Provided data:
■ ■ ■ ■

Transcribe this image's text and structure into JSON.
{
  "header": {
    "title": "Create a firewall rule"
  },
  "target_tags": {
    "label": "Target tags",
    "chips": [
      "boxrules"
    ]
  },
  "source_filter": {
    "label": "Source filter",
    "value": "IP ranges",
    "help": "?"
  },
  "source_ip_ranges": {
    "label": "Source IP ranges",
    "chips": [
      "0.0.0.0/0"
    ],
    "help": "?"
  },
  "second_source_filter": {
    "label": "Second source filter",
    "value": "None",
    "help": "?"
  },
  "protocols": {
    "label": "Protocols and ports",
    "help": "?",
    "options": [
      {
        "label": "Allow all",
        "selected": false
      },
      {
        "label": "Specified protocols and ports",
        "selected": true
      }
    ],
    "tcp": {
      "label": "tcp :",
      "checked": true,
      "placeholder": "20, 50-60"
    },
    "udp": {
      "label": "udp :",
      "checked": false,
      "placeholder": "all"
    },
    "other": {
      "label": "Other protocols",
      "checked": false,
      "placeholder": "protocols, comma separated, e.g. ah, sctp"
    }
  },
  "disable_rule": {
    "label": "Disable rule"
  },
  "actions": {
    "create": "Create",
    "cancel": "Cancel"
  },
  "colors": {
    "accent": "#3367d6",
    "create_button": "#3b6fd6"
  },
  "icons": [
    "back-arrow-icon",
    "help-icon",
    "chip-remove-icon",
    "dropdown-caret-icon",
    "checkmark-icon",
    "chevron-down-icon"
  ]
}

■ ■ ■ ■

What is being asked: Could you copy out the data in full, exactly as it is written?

Task result:
Transcribe this image's text and structure into JSON.
{
  "header": {
    "title": "Create a firewall rule"
  },
  "target_tags": {
    "label": "Target tags",
    "chips": [
      "boxrules"
    ]
  },
  "source_filter": {
    "label": "Source filter",
    "value": "IP ranges",
    "help": "?"
  },
  "source_ip_ranges": {
    "label": "Source IP ranges",
    "chips": [
      "0.0.0.0/0"
    ],
    "help": "?"
  },
  "second_source_filter": {
    "label": "Second source filter",
    "value": "None",
    "help": "?"
  },
  "protocols": {
    "label": "Protocols and ports",
    "help": "?",
    "options": [
      {
        "label": "Allow all",
        "selected": false
      },
      {
        "label": "Specified protocols and ports",
        "selected": true
      }
    ],
    "tcp": {
      "label": "tcp :",
      "checked": true,
      "placeholder": "20, 50-60"
    },
    "udp": {
      "label": "udp :",
      "checked": false,
      "placeholder": "all"
    },
    "other": {
      "label": "Other protocols",
      "checked": false,
      "placeholder": "protocols, comma separated, e.g. ah, sctp"
    }
  },
  "disable_rule": {
    "label": "Disable rule"
  },
  "actions": {
    "create": "Create",
    "cancel": "Cancel"
  },
  "colors": {
    "accent": "#3367d6",
    "create_button": "#3b6fd6"
  },
  "icons": [
    "back-arrow-icon",
    "help-icon",
    "chip-remove-icon",
    "dropdown-caret-icon",
    "checkmark-icon",
    "chevron-down-icon"
  ]
}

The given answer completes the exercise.